* [WHAT YOU WILL DO]: Each line below that carries the string "annotation" must appear in the answer.

(Items from a data source)
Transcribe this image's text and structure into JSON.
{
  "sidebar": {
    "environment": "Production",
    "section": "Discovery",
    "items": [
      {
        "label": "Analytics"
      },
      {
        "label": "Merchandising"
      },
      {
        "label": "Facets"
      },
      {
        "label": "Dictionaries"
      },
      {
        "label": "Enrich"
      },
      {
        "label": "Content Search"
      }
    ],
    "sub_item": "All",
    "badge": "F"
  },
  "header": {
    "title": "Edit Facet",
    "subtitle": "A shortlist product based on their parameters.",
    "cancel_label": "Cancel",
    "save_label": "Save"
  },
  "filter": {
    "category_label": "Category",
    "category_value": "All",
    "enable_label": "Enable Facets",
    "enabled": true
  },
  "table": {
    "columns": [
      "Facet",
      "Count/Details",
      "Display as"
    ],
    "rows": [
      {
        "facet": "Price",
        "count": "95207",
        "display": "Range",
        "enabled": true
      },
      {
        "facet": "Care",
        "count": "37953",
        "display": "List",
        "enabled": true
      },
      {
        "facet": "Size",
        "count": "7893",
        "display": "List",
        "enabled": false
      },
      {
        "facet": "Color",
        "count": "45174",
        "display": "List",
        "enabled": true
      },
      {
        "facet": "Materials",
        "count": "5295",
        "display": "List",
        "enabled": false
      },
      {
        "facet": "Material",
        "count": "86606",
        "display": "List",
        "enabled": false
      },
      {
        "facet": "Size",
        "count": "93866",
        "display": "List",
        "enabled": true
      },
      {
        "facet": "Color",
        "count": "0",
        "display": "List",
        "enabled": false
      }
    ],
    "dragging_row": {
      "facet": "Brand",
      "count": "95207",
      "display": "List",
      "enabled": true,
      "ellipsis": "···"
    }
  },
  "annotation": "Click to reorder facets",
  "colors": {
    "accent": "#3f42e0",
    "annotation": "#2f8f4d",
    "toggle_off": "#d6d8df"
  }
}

* [TASK SOLUTION]:
  "annotation": "Click to reorder facets",
    "annotation": "#2f8f4d",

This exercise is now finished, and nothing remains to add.